ASSIGNMENT:
Omit every picture, then return each line of the data below exactly.

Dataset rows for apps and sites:
==========
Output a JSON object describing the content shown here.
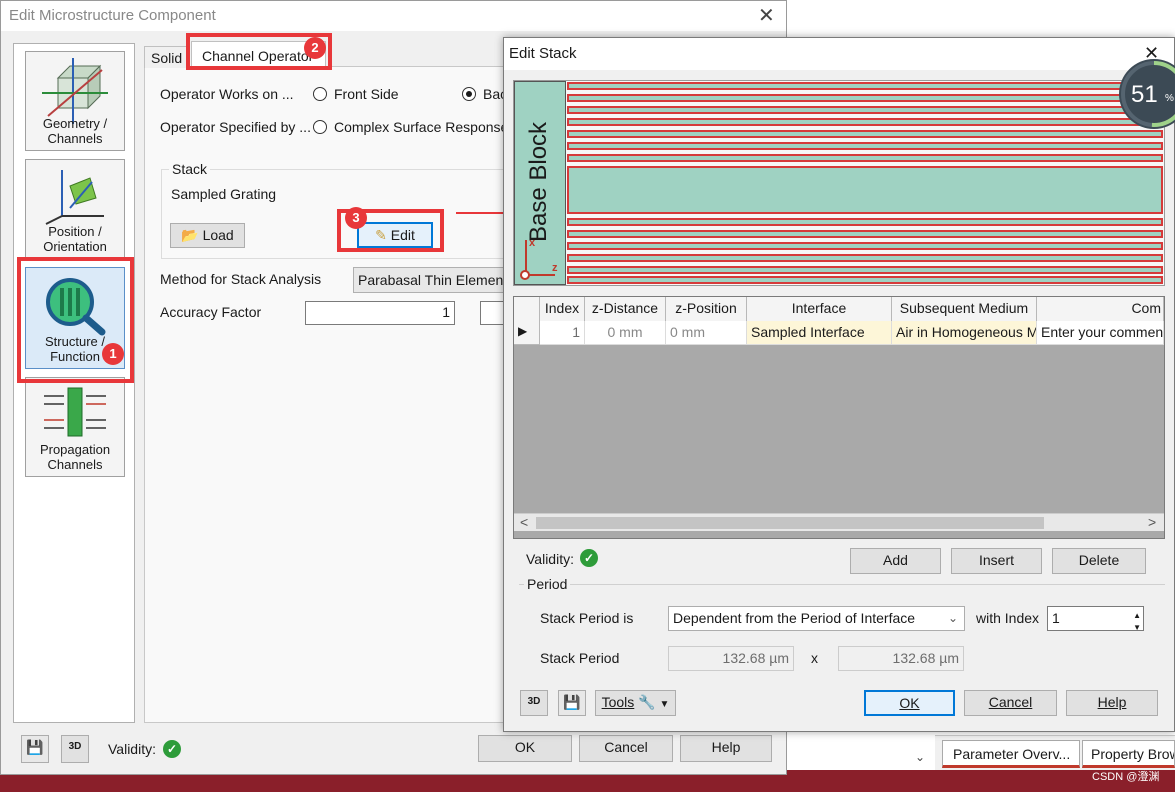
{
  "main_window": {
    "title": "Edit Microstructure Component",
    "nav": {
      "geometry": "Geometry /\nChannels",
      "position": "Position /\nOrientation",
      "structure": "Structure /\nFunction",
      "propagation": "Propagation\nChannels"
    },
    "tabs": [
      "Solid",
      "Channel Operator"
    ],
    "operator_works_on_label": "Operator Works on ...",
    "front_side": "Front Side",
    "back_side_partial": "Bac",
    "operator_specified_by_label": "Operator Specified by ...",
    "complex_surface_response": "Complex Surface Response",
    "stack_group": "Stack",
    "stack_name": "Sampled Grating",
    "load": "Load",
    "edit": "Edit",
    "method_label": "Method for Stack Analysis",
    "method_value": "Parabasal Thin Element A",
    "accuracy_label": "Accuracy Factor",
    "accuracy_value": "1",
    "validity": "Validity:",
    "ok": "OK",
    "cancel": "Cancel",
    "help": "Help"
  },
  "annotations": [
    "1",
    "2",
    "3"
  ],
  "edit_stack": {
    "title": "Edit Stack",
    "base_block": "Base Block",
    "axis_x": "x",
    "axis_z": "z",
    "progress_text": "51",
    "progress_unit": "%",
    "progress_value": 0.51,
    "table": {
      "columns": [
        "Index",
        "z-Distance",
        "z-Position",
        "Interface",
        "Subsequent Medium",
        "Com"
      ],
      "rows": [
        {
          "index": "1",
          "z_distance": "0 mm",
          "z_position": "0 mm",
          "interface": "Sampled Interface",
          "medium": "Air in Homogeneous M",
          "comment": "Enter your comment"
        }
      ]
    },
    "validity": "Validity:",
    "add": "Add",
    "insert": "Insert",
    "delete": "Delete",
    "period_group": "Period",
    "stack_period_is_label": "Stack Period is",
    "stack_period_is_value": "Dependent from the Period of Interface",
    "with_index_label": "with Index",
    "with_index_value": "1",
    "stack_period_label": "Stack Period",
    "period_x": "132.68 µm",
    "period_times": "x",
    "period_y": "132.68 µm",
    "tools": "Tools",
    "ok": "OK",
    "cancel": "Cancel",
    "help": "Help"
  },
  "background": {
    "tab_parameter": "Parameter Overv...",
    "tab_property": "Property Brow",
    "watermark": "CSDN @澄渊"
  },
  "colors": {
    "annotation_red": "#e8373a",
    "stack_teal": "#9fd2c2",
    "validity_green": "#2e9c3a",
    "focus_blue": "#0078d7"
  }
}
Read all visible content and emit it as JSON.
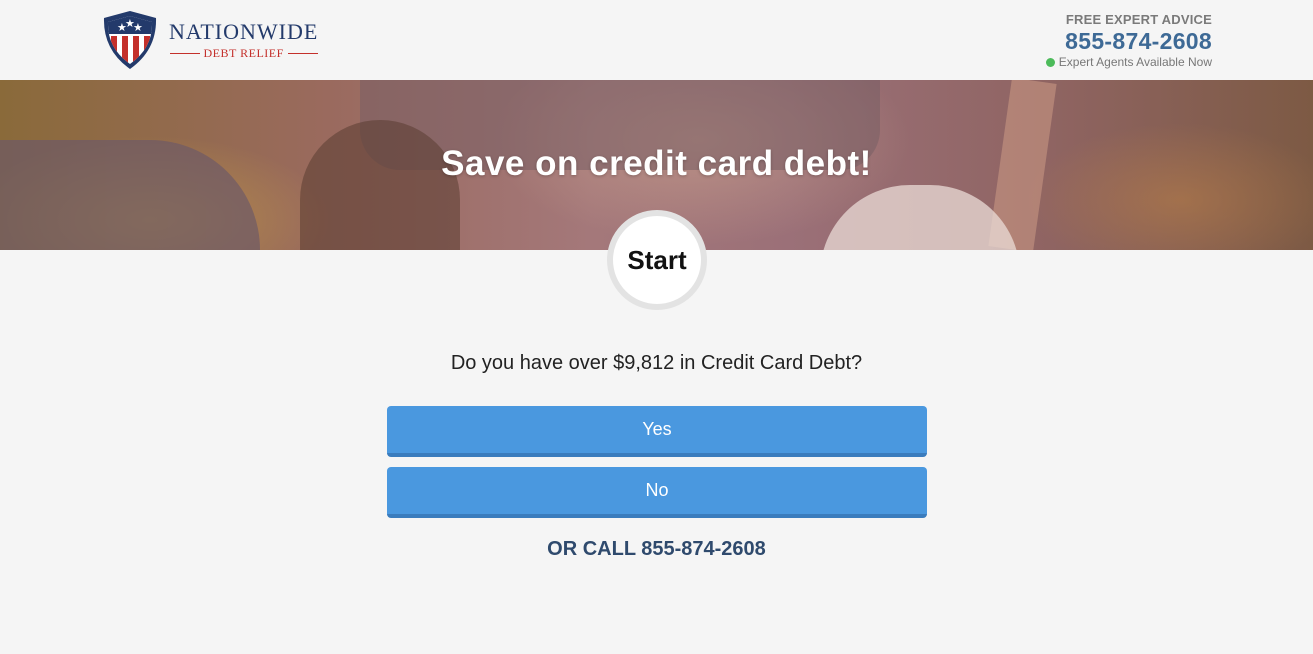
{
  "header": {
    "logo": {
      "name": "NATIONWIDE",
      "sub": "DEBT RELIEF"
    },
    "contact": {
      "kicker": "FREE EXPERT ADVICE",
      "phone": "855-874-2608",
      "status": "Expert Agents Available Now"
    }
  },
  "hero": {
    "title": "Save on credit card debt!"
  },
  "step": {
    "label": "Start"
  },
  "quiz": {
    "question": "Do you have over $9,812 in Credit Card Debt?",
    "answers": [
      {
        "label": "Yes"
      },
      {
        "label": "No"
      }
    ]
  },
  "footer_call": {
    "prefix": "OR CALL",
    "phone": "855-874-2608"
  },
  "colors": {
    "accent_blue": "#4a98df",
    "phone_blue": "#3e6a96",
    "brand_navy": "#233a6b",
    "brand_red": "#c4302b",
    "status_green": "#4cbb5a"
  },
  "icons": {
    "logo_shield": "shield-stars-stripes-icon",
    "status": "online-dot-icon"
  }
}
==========
TASK RESPONSE:
Output a JSON object describing the content shown here.
{
  "main_window": {
    "title": "Edit Microstructure Component",
    "nav": {
      "geometry": "Geometry /\nChannels",
      "position": "Position /\nOrientation",
      "structure": "Structure /\nFunction",
      "propagation": "Propagation\nChannels"
    },
    "tabs": [
      "Solid",
      "Channel Operator"
    ],
    "operator_works_on_label": "Operator Works on ...",
    "front_side": "Front Side",
    "back_side_partial": "Bac",
    "operator_specified_by_label": "Operator Specified by ...",
    "complex_surface_response": "Complex Surface Response",
    "stack_group": "Stack",
    "stack_name": "Sampled Grating",
    "load": "Load",
    "edit": "Edit",
    "method_label": "Method for Stack Analysis",
    "method_value": "Parabasal Thin Element A",
    "accuracy_label": "Accuracy Factor",
    "accuracy_value": "1",
    "validity": "Validity:",
    "ok": "OK",
    "cancel": "Cancel",
    "help": "Help"
  },
  "annotations": [
    "1",
    "2",
    "3"
  ],
  "edit_stack": {
    "title": "Edit Stack",
    "base_block": "Base Block",
    "axis_x": "x",
    "axis_z": "z",
    "progress_text": "51",
    "progress_unit": "%",
    "progress_value": 0.51,
    "table": {
      "columns": [
        "Index",
        "z-Distance",
        "z-Position",
        "Interface",
        "Subsequent Medium",
        "Com"
      ],
      "rows": [
        {
          "index": "1",
          "z_distance": "0 mm",
          "z_position": "0 mm",
          "interface": "Sampled Interface",
          "medium": "Air in Homogeneous M",
          "comment": "Enter your comment"
        }
      ]
    },
    "validity": "Validity:",
    "add": "Add",
    "insert": "Insert",
    "delete": "Delete",
    "period_group": "Period",
    "stack_period_is_label": "Stack Period is",
    "stack_period_is_value": "Dependent from the Period of Interface",
    "with_index_label": "with Index",
    "with_index_value": "1",
    "stack_period_label": "Stack Period",
    "period_x": "132.68 µm",
    "period_times": "x",
    "period_y": "132.68 µm",
    "tools": "Tools",
    "ok": "OK",
    "cancel": "Cancel",
    "help": "Help"
  },
  "background": {
    "tab_parameter": "Parameter Overv...",
    "tab_property": "Property Brow",
    "watermark": "CSDN @澄渊"
  },
  "colors": {
    "annotation_red": "#e8373a",
    "stack_teal": "#9fd2c2",
    "validity_green": "#2e9c3a",
    "focus_blue": "#0078d7"
  }
}
Read all visible content and emit it as JSON.
{
  "header": {
    "logo": {
      "name": "NATIONWIDE",
      "sub": "DEBT RELIEF"
    },
    "contact": {
      "kicker": "FREE EXPERT ADVICE",
      "phone": "855-874-2608",
      "status": "Expert Agents Available Now"
    }
  },
  "hero": {
    "title": "Save on credit card debt!"
  },
  "step": {
    "label": "Start"
  },
  "quiz": {
    "question": "Do you have over $9,812 in Credit Card Debt?",
    "answers": [
      {
        "label": "Yes"
      },
      {
        "label": "No"
      }
    ]
  },
  "footer_call": {
    "prefix": "OR CALL",
    "phone": "855-874-2608"
  },
  "colors": {
    "accent_blue": "#4a98df",
    "phone_blue": "#3e6a96",
    "brand_navy": "#233a6b",
    "brand_red": "#c4302b",
    "status_green": "#4cbb5a"
  },
  "icons": {
    "logo_shield": "shield-stars-stripes-icon",
    "status": "online-dot-icon"
  }
}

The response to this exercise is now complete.